Finally aesthetics like colors and graphic prints appeal more to many women. While protection abilities come first, having options besides just basic black makes choosing pads you actually want to wear every ride easier. Unique styling in womens’ specific designs delivers on both form and function.

Durability Over Time

Elbow pads can represent a more significant investment than basic cycling clothing. So making sure they withstand regular hard riding use is key. Focus on durable outer shell materials that won’t easily rip or crack on abrasive trail surfaces and crashes. Many brands now use long lasting abrasion resistant fabrics. Check seams are reinforced and double stitched as these are common failure points.

Also inspect padding materials and their lifespan expectations under compression. Multi-layer and higher density foams maintain cushioning properties longer. Some inserts now use more resilient materials that permanently retain protective qualities better than basic foam. Replaceable padding components are another consideration for extending a pad’s usefulness.

Finally attachment straps take abuse over time. Elastic degrades eventually so fastening points should withstand pulling and loosening tension. Durable adjustable closures offer backup tightening ability if stretch deteriorates before you’re ready to replace the entire pad. Prioritize longevity features during elbow pad selection to maximize value and protection over years of riding. Spending a little more initially typically pays off repeatedly down the road.

Care and Maintenance Best Practices

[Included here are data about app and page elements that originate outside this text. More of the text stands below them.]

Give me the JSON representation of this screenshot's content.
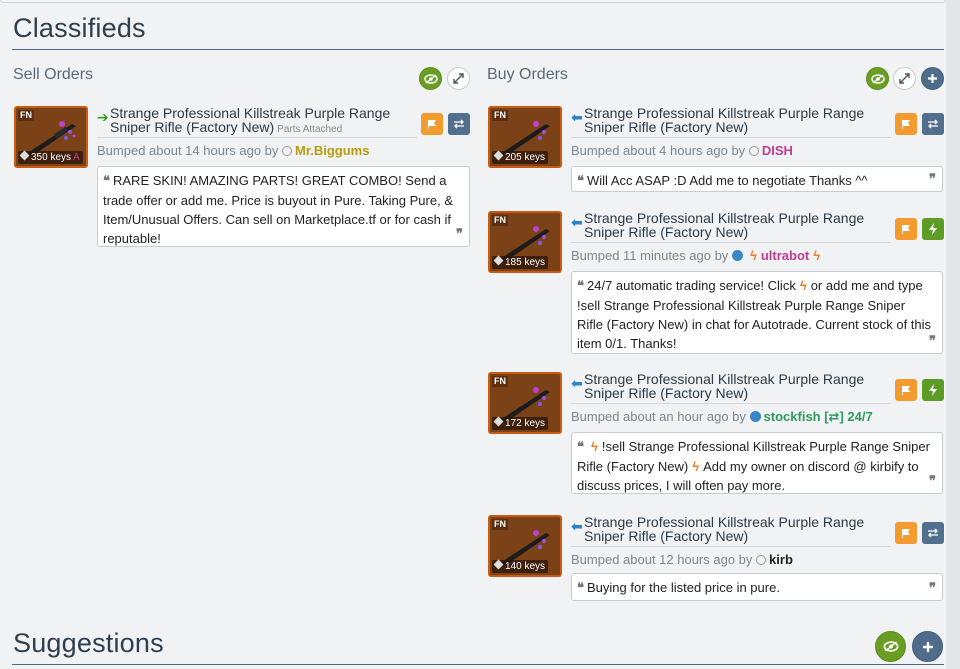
{
  "classifieds": {
    "title": "Classifieds"
  },
  "sell_orders": {
    "title": "Sell Orders",
    "listings": [
      {
        "quality_badge": "FN",
        "price": "350 keys",
        "price_effect": "A",
        "item_name": "Strange Professional Killstreak Purple Range Sniper Rifle (Factory New)",
        "parts_label": "Parts Attached",
        "bumped_text": "Bumped about 14 hours ago by",
        "user": "Mr.Biggums",
        "user_color": "#b69d0e",
        "comment": "RARE SKIN! AMAZING PARTS! GREAT COMBO! Send a trade offer or add me. Price is buyout in Pure. Taking Pure, & Item/Unusual Offers. Can sell on Marketplace.tf or for cash if reputable!"
      }
    ]
  },
  "buy_orders": {
    "title": "Buy Orders",
    "listings": [
      {
        "quality_badge": "FN",
        "price": "205 keys",
        "item_name": "Strange Professional Killstreak Purple Range Sniper Rifle (Factory New)",
        "bumped_text": "Bumped about 4 hours ago by",
        "user": "DISH",
        "user_color": "#c23c8f",
        "comment": "Will Acc ASAP :D Add me to negotiate Thanks ^^"
      },
      {
        "quality_badge": "FN",
        "price": "185 keys",
        "item_name": "Strange Professional Killstreak Purple Range Sniper Rifle (Factory New)",
        "bumped_text": "Bumped 11 minutes ago by",
        "user": "ultrabot",
        "user_color": "#c23c8f",
        "comment_before": "24/7 automatic trading service! Click",
        "comment_after": "or add me and type !sell Strange Professional Killstreak Purple Range Sniper Rifle (Factory New) in chat for Autotrade. Current stock of this item 0/1. Thanks!"
      },
      {
        "quality_badge": "FN",
        "price": "172 keys",
        "item_name": "Strange Professional Killstreak Purple Range Sniper Rifle (Factory New)",
        "bumped_text": "Bumped about an hour ago by",
        "user": "stockfish [⇄] 24/7",
        "user_color": "#2f9a5e",
        "comment_part1": "!sell Strange Professional Killstreak Purple Range Sniper Rifle (Factory New)",
        "comment_part2": "Add my owner on discord @ kirbify to discuss prices, I will often pay more."
      },
      {
        "quality_badge": "FN",
        "price": "140 keys",
        "item_name": "Strange Professional Killstreak Purple Range Sniper Rifle (Factory New)",
        "bumped_text": "Bumped about 12 hours ago by",
        "user": "kirb",
        "user_color": "#222222",
        "comment": "Buying for the listed price in pure."
      }
    ]
  },
  "suggestions": {
    "title": "Suggestions"
  },
  "colors": {
    "accent_green": "#6a9d24",
    "accent_orange": "#f39b2e",
    "accent_slate": "#52708d",
    "item_border": "#c85d12"
  }
}
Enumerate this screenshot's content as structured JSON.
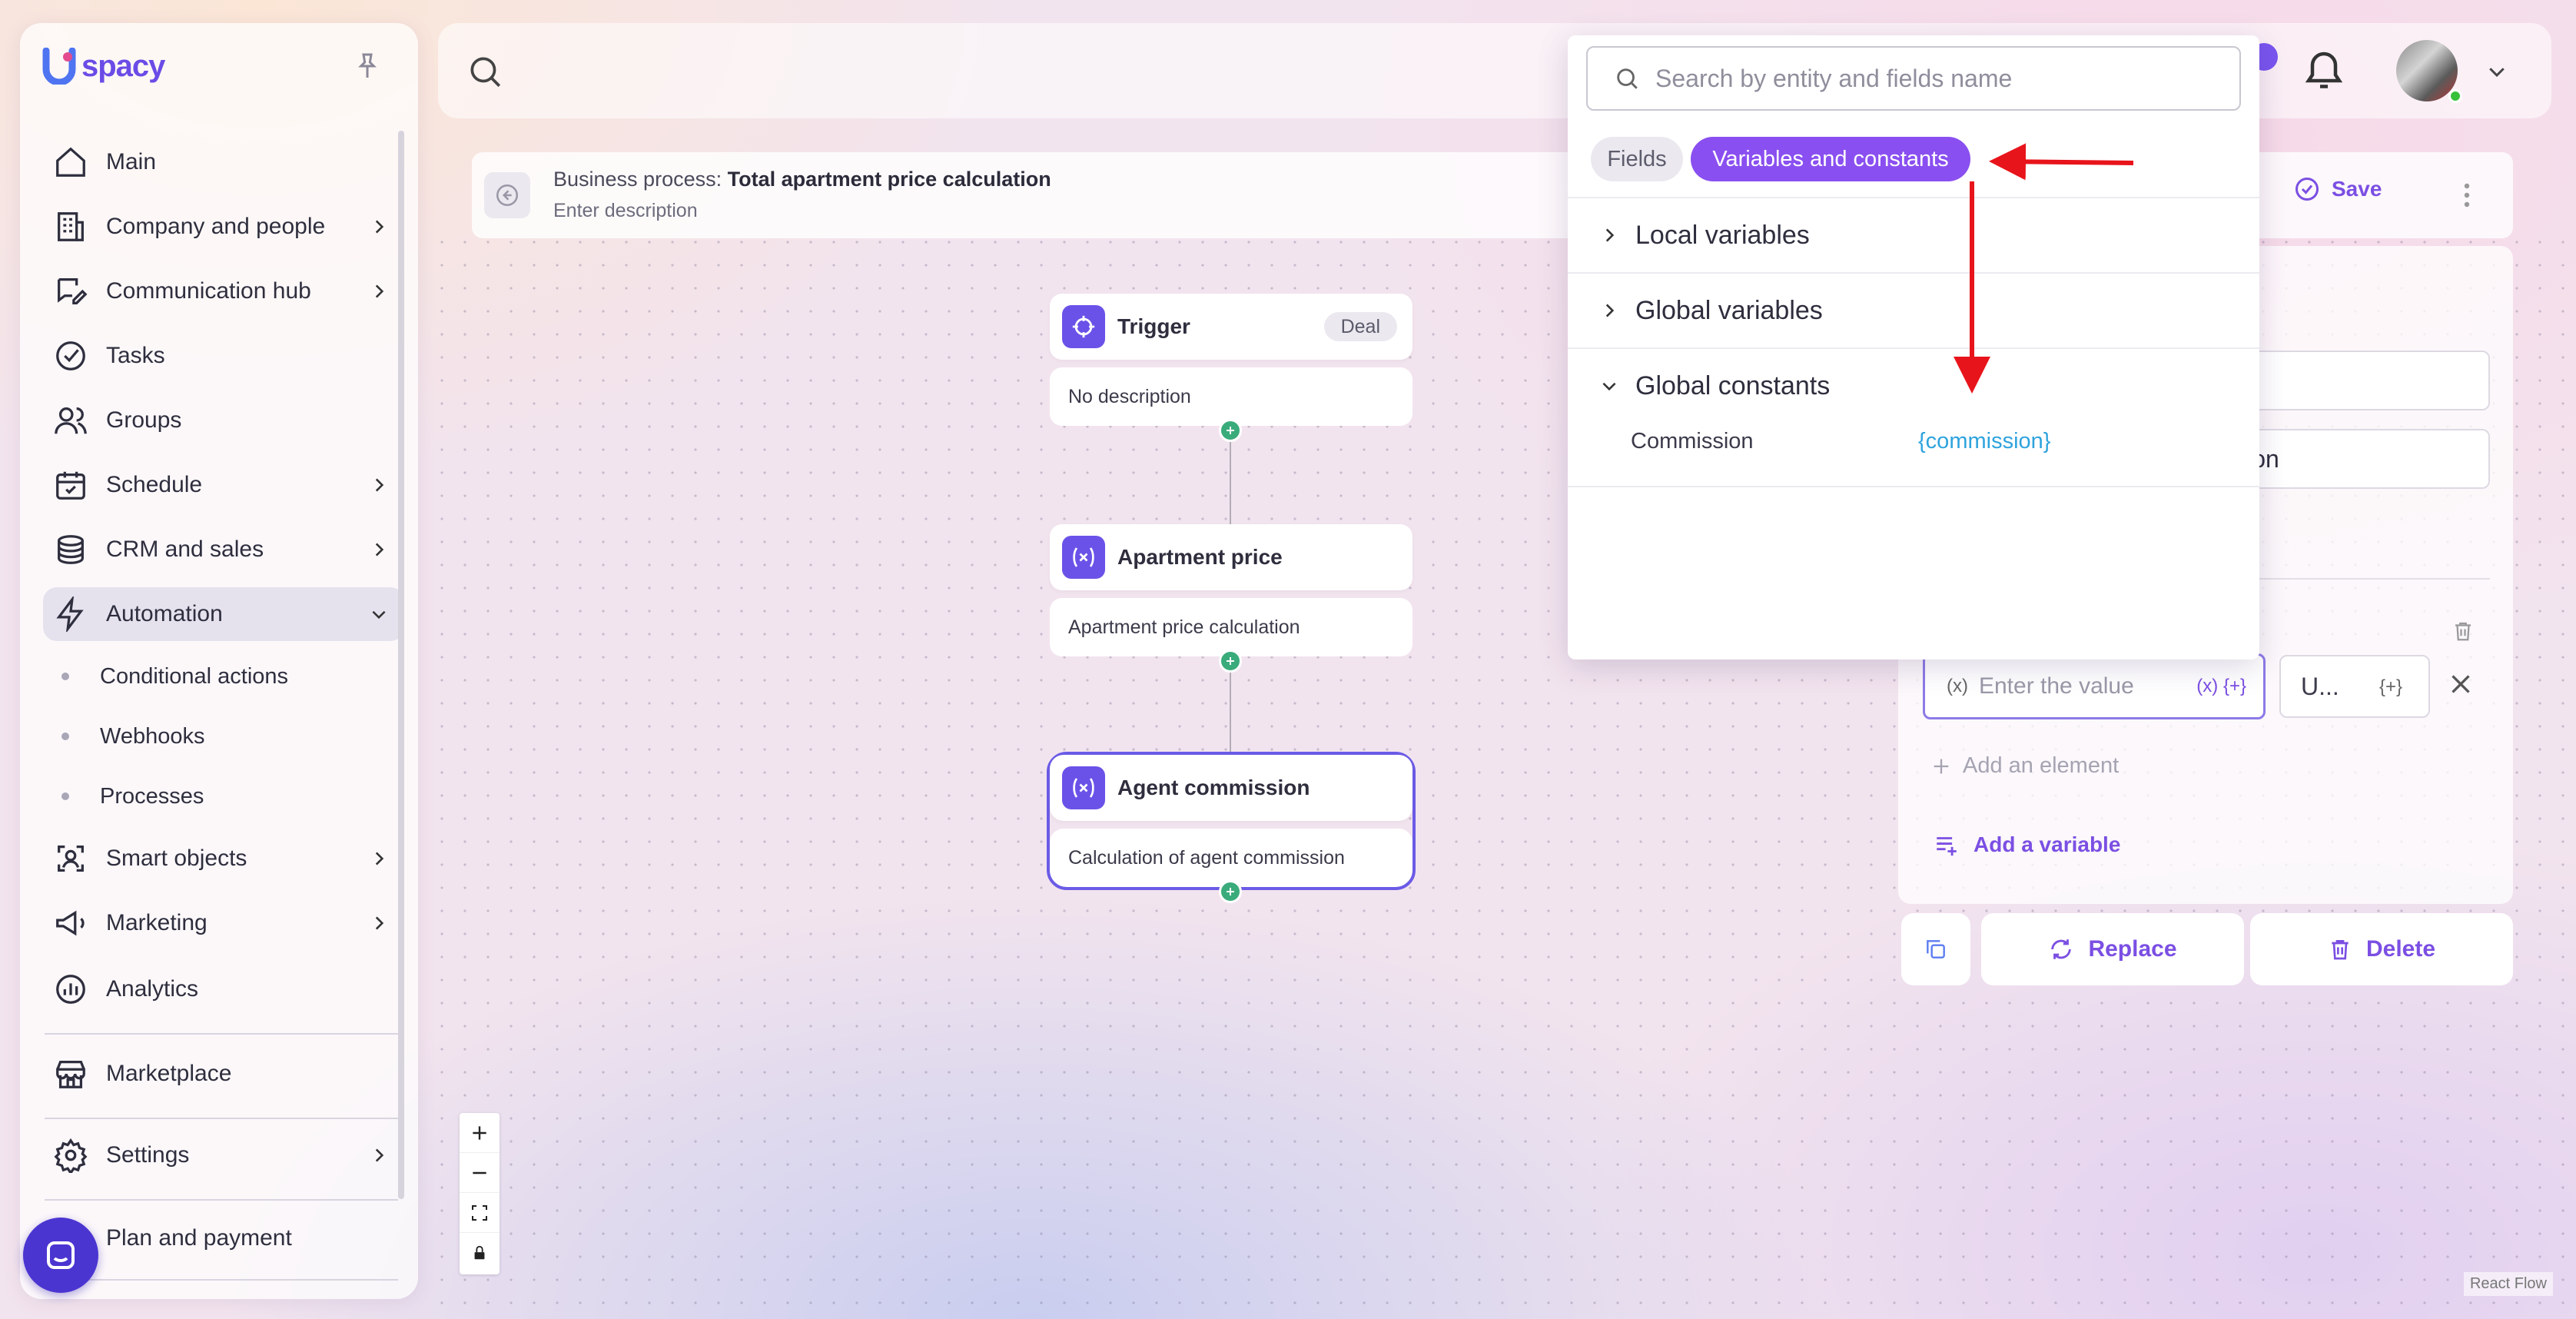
{
  "app": {
    "logo_text": "spacy"
  },
  "sidebar": {
    "items": [
      {
        "label": "Main",
        "icon": "home-icon"
      },
      {
        "label": "Company and people",
        "icon": "building-icon"
      },
      {
        "label": "Communication hub",
        "icon": "chat-edit-icon"
      },
      {
        "label": "Tasks",
        "icon": "check-circle-icon"
      },
      {
        "label": "Groups",
        "icon": "users-icon"
      },
      {
        "label": "Schedule",
        "icon": "calendar-icon"
      },
      {
        "label": "CRM and sales",
        "icon": "coins-icon"
      },
      {
        "label": "Automation",
        "icon": "lightning-icon"
      },
      {
        "label": "Smart objects",
        "icon": "smart-object-icon"
      },
      {
        "label": "Marketing",
        "icon": "megaphone-icon"
      },
      {
        "label": "Analytics",
        "icon": "chart-icon"
      },
      {
        "label": "Marketplace",
        "icon": "store-icon"
      },
      {
        "label": "Settings",
        "icon": "gear-icon"
      },
      {
        "label": "Plan and payment",
        "icon": "card-icon"
      }
    ],
    "automation_sub": [
      "Conditional actions",
      "Webhooks",
      "Processes"
    ]
  },
  "process": {
    "prefix": "Business process:",
    "name": "Total apartment price calculation",
    "description_placeholder": "Enter description"
  },
  "toolbar": {
    "save_label": "Save"
  },
  "nodes": [
    {
      "title": "Trigger",
      "tag": "Deal",
      "body": "No description"
    },
    {
      "title": "Apartment price",
      "body": "Apartment price calculation"
    },
    {
      "title": "Agent commission",
      "body": "Calculation of agent commission"
    }
  ],
  "right_panel": {
    "field2_value": "ission",
    "value_placeholder": "Enter the value",
    "value_prefix": "(x)",
    "value_suffix": "(x) {+}",
    "unit_value": "U...",
    "unit_suffix": "{+}",
    "add_element": "Add an element",
    "add_variable": "Add a variable",
    "replace": "Replace",
    "delete": "Delete"
  },
  "dropdown": {
    "search_placeholder": "Search by entity and fields name",
    "tabs": [
      "Fields",
      "Variables and constants"
    ],
    "active_tab": "Variables and constants",
    "sections": [
      {
        "label": "Local variables",
        "expanded": false
      },
      {
        "label": "Global variables",
        "expanded": false
      },
      {
        "label": "Global constants",
        "expanded": true
      }
    ],
    "constants": [
      {
        "name": "Commission",
        "value": "{commission}"
      }
    ]
  },
  "footer": {
    "react_flow": "React Flow"
  },
  "colors": {
    "accent": "#8a4ff0",
    "node_icon": "#6a52e8",
    "handle": "#3aab7b",
    "constant_value": "#2ea3dd",
    "annotation_arrow": "#e8141b"
  }
}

Taking proper care of elbow pads ensures they remain usable for as long as possible. Follow any specific washing instructions from the manufacturer, usually found on a tag or packaging. Using a gentle cycle and air drying prevents damage from heat, agitation, and machines.

Periodically inspect pads closely for tears in outer fabrics or ruptured seams that could compromise protection and fit. Patch any small holes with bonding tape before they spread. Press down and smooth edges firmly. Replace pads immediately displaying more significant damage or worn out padding that reveals hard shell layers right against skin. Don’t take risks riding with failing protection.

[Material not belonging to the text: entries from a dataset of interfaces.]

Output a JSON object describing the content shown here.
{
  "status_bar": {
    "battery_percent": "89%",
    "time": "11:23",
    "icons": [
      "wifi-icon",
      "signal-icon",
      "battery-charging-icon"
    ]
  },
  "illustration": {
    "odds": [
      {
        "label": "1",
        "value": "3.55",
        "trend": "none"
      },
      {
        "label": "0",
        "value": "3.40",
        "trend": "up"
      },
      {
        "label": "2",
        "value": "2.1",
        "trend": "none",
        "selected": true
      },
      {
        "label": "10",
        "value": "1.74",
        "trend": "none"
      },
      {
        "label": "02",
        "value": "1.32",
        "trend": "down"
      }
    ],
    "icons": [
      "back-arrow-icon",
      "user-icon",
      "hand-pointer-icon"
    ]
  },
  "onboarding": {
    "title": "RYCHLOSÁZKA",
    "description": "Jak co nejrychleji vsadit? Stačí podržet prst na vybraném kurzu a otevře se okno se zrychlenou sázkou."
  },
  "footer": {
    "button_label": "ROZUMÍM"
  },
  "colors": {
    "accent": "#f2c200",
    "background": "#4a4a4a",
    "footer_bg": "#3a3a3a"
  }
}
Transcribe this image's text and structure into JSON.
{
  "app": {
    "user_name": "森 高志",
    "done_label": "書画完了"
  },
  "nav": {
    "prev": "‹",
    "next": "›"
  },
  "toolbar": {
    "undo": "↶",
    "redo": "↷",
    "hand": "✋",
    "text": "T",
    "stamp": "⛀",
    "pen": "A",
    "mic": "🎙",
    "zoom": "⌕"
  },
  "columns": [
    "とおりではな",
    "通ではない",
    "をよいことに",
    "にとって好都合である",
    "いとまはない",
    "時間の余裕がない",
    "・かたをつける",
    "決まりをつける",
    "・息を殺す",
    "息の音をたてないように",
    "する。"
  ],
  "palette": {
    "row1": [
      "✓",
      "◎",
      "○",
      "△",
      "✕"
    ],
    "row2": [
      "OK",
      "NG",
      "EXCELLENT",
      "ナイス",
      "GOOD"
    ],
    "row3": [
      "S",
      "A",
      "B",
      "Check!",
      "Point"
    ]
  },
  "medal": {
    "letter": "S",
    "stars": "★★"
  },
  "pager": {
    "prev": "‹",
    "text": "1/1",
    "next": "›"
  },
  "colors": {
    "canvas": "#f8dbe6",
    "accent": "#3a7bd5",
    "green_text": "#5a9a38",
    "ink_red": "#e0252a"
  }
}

It’s also important to wash pads regularly to prevent odors and skin irritation from salt, body oils, and grime buildup. Dirt impacts sliding capabilities as well. Remove loose debris after each ride first before laundering. Over time cleaner pads both smell better and slide more smoothly saving wear and tear.

Stow pads properly after each use by lightly stuffing with spare rags or towels to retain shape and support interior structure. Don’t ball up tightly or bend sharply which can crease padding. Store in a dry ventilated space out of direct sunlight. Carefully maintaining pads keeps them ready for reliable use ride after ride.

Key Takeaways

The right MTB elbow pads provide essential protection that lets women riders feel confident charging hard. Key considerations when choosing pads include correct sizing for a good fit, adequate padding density for impact absorption, ventilation features to prevent overheating, and durability of materials. Prioritizing women’s specific designs ensures better coverage, comfort and long term performance based on female frames and preferences. Properly caring for pads also maintains safety and extends usable lifespan. Investing in quality elbow protection is fundamental piece of mountain bike gear for progressing skills while minimizing injury risks.

About the Author

Tony K

Senior Technical Writer,

Tony K is a technical editor at He has a focus on downhill bike riding but still loves xc bikes too.

With more than ten years of mountain biking experience and more than 5 years testing mountain bikes, Tony has ridden and tested hundreds of different bikes and products, everything from XC to enduro bikes. Tony regularly competes in mountain bike races while seeing how long those compontents can hold up which gives me a lot of insight.

When he isn't shredding down a mountain or camping out, he is writing reviews for Mountain Bike Experience.

Rides: Surly Lowside, Canyon Exceed